New York: Knopf 1997. ISBN 0679425640
Pages 4 and 207
Some contemporary observers have argued, echoing generations of religious apologists, that the resurgence of religious expression testifies to the spiritual sterility of technological rationality, that religious belief is now being renewed as a necessary complement to instrumental reason because it provides the spiritual sustenance that technology lacks. There is perhaps some truth to this proposition, but it still presupposes the mistaken assumption of a basic opposition between these two phenomena and ignores what they have in common. For modern technology and modern faith are neither complements nor opposites, nor do they represent succeeding stages of human development.
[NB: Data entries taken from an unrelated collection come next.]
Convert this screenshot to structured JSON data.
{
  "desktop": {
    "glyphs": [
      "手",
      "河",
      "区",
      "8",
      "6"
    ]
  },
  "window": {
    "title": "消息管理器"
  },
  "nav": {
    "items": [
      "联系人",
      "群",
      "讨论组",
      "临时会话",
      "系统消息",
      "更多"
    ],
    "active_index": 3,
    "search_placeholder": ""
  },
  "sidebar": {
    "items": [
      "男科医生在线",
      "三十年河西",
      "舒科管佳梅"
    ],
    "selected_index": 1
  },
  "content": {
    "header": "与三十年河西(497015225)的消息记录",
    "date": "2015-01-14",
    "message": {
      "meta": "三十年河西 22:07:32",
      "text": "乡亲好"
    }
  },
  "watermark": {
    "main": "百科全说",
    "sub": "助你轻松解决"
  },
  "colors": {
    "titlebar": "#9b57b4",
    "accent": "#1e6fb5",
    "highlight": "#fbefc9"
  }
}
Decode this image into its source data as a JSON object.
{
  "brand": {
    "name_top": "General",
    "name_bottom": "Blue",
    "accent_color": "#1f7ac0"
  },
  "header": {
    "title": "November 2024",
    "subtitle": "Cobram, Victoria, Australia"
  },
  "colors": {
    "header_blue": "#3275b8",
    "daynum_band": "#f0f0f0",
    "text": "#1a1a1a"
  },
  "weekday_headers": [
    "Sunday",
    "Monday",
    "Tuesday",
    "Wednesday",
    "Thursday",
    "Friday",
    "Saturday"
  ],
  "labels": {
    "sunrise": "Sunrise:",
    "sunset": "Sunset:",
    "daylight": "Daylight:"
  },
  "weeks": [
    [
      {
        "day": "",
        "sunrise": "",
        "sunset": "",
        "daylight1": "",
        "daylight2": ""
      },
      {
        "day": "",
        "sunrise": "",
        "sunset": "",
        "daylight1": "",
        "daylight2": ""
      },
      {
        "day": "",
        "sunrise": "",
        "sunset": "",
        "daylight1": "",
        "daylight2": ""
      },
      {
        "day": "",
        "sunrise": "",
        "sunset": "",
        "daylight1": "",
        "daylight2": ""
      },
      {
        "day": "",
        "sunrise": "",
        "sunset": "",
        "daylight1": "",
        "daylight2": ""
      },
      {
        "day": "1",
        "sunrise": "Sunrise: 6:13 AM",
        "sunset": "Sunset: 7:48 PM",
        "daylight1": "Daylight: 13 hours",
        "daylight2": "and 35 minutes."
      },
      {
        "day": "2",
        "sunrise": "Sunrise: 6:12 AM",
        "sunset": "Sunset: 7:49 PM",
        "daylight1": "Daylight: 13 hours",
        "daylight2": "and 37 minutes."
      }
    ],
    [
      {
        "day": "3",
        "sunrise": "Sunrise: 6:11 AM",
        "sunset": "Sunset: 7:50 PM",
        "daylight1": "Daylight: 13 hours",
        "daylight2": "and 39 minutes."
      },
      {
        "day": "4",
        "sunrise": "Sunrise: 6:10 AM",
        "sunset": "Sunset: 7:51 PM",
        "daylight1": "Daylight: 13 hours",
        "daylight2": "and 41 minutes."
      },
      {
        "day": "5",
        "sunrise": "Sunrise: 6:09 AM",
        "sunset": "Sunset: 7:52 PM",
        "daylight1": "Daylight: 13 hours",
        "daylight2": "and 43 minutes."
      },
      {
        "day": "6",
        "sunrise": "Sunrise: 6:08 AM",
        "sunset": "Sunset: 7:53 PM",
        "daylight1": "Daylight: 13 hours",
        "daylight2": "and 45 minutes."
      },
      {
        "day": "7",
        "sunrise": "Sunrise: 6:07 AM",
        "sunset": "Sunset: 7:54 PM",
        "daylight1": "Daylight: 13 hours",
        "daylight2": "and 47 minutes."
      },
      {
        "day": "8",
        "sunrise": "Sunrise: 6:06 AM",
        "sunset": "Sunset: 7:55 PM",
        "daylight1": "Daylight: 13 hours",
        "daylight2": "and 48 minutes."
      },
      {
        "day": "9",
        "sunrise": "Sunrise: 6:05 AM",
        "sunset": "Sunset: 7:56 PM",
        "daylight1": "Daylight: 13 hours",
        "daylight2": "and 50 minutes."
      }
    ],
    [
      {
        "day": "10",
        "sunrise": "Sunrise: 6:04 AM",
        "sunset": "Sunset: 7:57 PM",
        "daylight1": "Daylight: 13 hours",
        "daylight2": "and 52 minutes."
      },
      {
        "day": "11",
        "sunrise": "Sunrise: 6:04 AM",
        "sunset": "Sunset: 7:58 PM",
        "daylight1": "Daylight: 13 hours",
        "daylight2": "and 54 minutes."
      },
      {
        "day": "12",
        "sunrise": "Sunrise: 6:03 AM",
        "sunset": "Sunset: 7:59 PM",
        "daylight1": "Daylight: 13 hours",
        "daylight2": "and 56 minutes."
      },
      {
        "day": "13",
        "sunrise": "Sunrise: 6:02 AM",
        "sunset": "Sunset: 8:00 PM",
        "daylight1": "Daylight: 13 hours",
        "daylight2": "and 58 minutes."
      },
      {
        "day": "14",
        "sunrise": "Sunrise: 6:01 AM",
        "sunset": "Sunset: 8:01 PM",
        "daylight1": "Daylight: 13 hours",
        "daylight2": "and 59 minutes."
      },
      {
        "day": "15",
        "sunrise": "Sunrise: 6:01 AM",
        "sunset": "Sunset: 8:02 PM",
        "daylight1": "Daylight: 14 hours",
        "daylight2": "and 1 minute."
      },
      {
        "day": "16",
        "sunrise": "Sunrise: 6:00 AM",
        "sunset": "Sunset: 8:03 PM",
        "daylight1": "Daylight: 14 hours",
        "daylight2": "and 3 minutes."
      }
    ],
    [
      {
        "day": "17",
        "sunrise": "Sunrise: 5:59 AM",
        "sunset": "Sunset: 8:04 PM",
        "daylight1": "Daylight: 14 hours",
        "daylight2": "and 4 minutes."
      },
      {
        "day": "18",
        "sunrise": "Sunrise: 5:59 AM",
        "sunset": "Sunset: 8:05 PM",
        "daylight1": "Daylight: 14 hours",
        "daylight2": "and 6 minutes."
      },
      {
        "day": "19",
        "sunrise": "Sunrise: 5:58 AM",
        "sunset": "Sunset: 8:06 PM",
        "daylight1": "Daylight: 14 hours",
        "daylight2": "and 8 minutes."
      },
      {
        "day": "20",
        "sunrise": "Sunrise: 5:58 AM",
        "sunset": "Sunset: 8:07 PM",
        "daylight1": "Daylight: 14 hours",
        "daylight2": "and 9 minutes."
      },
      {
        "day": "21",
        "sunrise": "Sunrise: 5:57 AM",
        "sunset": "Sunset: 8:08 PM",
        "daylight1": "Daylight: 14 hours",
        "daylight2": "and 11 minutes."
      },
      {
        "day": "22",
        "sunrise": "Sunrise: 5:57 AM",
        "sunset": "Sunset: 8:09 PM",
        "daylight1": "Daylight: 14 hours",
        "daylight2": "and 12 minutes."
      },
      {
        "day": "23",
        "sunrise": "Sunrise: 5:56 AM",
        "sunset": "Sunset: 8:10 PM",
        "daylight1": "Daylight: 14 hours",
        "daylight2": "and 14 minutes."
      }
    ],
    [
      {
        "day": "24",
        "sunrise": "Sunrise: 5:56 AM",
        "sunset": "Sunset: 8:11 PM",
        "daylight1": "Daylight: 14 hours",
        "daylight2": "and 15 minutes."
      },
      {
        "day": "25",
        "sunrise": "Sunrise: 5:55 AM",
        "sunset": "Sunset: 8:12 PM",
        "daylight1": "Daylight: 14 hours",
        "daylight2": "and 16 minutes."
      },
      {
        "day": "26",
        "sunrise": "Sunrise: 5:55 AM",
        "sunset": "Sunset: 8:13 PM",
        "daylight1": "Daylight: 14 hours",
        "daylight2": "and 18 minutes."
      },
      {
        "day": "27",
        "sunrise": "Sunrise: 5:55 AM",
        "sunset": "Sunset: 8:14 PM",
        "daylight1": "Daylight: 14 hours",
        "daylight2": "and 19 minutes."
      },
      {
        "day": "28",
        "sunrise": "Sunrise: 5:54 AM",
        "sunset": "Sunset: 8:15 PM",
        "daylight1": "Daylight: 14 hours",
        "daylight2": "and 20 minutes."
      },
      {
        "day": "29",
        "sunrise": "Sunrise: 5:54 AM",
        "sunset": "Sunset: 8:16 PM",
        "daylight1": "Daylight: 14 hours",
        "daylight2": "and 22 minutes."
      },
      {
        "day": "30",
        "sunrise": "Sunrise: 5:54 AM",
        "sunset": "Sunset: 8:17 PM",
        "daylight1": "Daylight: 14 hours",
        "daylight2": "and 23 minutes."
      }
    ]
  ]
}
They are merged, and always have been, the technological enterprise being, at the same time, an essentially religious endeavor.
This is not meant in a merely metaphorical sense, to suggest that technology is similar to religion in that it evokes religious emotions of omnipotence, devotion, and awe, or that it has become a new (secular) religion in and of itself, with its own clerical waste, arcane rituals, and articles of faith.
Rather, it is meant literally and historically, to indicate that modern technology and religion have evolved together and that, as a result, the technological enterprise has been and remains suffused with religious belief....
The expectation of ultimate salvation through technology, whatever the immediate human and social costs, has become the unspoken orthodoxy, reinforced by a market-induced enthusiasm for novelty and sanctioned by a millenarian yearning for new beginnings. This popular faith, subliminally indulged and intensified by corporate, government, and media pitchmen, inspires an awed deference to the practitioners and their promises of deliverance while diverting attention from more urgent concerns. Thus, unrestrained technological development is allowed to proceed apace, without serious scrutiny or oversight—without reason. Pleas for some rationality, for reflection about pace and purpose, for sober assessment of costs and benefits—for evidence even of economic value, much less larger social gains—are dismissed as irrational. From within the faith, any and all criticism appears irrelevent, and irreverent.